Hurricane season just blows…

You’d think April 15th would be the most hated day in business aviation, but it’s not. No. The most disdained day on every flight department that’s located anywhere within a couple of hundred miles of coastline from south Texas to northern Main is June 1st.

Why? Well, that’s the official beginning of the Atlantic hurricane season. And if you’ve ever had the distinct displeasure of dealing with any of these Carribean-created catastrophes, you’ll understand precisely what I’m talking about.

While it’s certainly nothing to take lightly when you’re in a hurricane’s path, it’s not the hours and hours of high winds, heavy rains, and all the damage they incur or the days of cleanup – it’s sitting there watching Jim Cantore and his Weather Channel team for days or even weeks as the storm methodically tracks towards your location. 

Is it just me, or does it look like those folks enjoy standing out in 100+ miles-per-hour winds with all kinds of FOD flying past their heads? Didn’t any of them ever see the movie “The Day After Tomorrow,” where the news reporter gets taken out by the billboard? Standing out in a storm is just wrong on so many levels.

Gas up the jet and get outta’ Dodge…

No offense meant, but if I were located anywhere within a storm’s path and had an airplane, where I was would be the last place I’d be. Getting away is what airplanes are for.

But, alas, for one reason or another, sometimes you’re forced to ride this one out. Well, you say it shouldn’t be too much of an issue. We have a very strong “Hurricane Rated” hangar. But when was the last time the structure and hangar doors were inspected to make sure they could withstand the high winds? Many a hangar structure has stood fast while the big doors are blown in, destroying the airplanes parked inside.

But even the most robust structure isn’t much of a match for the tornados that often accompany hurricanes.

 As an added bonus, if you’re flight department is located close to the coast, there’s the danger of storm surge flooding. Which, according to experts, is the number-one cause of storm-related damage and deaths. Even tropical storms can bring feet of rain to areas, causing significant flooding.

 All this and we haven’t even discussed the chance of a storm-induced hangar fire. And don’t believe for a second that hard rain or even a flood will stop a hangar fire. You not only have the presence of aircraft that are loaded with Jet A and Avgas. (Jet A has a particularly low flash point, so it burns fast and hot.) I addition, the hangar is loaded with all of the other various chemicals and materials used to clean and maintain the aircraft.

Of course, there are those aircraft owners who might well welcome a direct hit.
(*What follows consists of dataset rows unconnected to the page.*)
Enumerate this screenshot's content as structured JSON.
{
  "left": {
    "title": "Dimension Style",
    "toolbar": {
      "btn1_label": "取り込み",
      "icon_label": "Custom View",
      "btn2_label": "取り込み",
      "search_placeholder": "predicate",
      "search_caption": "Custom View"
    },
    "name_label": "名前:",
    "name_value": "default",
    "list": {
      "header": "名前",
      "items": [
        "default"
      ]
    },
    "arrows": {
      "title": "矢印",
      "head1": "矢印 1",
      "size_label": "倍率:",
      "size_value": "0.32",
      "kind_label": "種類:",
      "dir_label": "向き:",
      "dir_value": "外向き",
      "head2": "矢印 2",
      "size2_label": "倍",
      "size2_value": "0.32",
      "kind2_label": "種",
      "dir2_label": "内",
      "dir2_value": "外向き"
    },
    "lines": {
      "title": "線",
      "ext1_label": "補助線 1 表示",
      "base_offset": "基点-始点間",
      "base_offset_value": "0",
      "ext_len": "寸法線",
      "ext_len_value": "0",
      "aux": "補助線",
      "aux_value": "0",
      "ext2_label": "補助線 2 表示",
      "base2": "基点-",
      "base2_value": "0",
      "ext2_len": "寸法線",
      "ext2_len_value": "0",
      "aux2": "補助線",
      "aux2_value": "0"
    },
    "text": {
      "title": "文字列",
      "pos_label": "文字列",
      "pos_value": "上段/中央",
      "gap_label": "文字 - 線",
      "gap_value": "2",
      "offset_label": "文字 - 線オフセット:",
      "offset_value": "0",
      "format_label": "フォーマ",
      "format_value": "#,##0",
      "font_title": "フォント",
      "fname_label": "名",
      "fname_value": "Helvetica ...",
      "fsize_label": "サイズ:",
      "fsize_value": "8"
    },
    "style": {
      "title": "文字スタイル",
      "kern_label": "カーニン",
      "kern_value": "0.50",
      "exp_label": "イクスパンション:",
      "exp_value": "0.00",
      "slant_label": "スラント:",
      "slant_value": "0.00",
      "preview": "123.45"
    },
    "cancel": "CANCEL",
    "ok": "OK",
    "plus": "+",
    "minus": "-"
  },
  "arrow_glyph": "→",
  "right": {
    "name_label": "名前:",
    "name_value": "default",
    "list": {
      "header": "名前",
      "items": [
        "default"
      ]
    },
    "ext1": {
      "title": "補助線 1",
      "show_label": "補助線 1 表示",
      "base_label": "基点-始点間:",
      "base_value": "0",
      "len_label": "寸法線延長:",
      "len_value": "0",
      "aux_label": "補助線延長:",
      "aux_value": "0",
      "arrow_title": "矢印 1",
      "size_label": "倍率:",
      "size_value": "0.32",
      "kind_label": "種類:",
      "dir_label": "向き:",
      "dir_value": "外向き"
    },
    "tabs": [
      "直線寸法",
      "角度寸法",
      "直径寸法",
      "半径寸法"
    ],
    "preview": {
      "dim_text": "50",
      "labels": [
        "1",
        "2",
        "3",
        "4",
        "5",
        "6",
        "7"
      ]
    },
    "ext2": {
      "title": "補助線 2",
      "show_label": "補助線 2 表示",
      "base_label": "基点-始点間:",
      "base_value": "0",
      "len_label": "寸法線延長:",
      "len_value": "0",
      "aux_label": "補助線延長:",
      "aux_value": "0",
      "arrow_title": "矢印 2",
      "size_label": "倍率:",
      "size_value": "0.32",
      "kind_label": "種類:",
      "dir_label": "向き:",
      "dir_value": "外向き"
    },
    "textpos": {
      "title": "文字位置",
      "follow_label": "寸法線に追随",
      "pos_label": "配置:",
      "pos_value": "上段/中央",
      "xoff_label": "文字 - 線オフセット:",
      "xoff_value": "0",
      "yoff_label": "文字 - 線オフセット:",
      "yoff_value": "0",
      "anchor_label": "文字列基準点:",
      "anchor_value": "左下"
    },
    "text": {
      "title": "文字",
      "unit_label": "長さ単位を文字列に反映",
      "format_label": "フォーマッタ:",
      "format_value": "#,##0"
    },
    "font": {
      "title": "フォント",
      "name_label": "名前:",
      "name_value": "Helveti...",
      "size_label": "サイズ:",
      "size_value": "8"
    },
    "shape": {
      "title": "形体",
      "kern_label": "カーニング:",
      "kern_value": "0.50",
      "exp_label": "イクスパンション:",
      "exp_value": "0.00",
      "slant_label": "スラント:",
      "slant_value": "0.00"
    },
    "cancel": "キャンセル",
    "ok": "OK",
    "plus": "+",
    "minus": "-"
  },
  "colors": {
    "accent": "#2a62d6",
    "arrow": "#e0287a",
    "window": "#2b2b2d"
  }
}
I know of at least one business aircraft owner who had his crew fly the airplane in a coastal airport located smack in the center of the storm’s predicted path – the crew had a day to drive away, which they did. 

Unfortunately for that owner anyway, the storm changed course and missed the area completely.

Anyway, hoping that you are not looking for a quick turn insurance payoff and would heed warnings and get your airplane out of harm’s way, you’re figuring you’ve done all you can to minimize any potential loss from the storm’s wrath.

Well, as they say, not so fast, my friend…

Water, water, everywhere… 

As I mentioned a bit ago, while high winds get the headlines, it’s the torrential rains and flooding that do most of a storm’s damage. That’s why even though you’ve flown the airplane out of “harm’s way,” there’s still plenty of costly damage a storm can do to your operation.

Think about it for a minute – aside from the airplane itself, what is the most “valuable” part of your operation – not counting your pilots and crew? Well, the answer is your aircraft’s operational and maintenance logbooks.

If the logs are damaged or destroyed by flood waters, that’s a whole different problem you’ll have to solve. Your aircraft’s airworthiness and market value are directly tied to the information in those logbooks.

And, like repairing or replacing everything else that’s damaged, it’s a long and costly road back. Replacement or refurbishment requires that each entry be checked and confirmed back to the aircraft’s entry into service. The time and cost to do it all is considerable.

Don’t let your biz jet’s value go down the drain.

The truly unfortunate part of it all is, like your aircraft, if the “logbooks” aren’t in the hangar, they they can’t be damaged. Sure, you could load boxes of books in the airplane, but that’s a problem you don’t want to deal with.

It’s much easier to have all those valuable documents digitized and safely stored on Bluetail’s secure cloud-based network. That way, no matter where the airplane is, its back-to-birth history is searchable and shareable.

If you want to learn more about how Bluetail’s digital records scanning services and products can help keep your valuable logbooks safe from anything Mother Nature can throw at them, visit

NBAA New Guidelines on Electronic Recordkeeping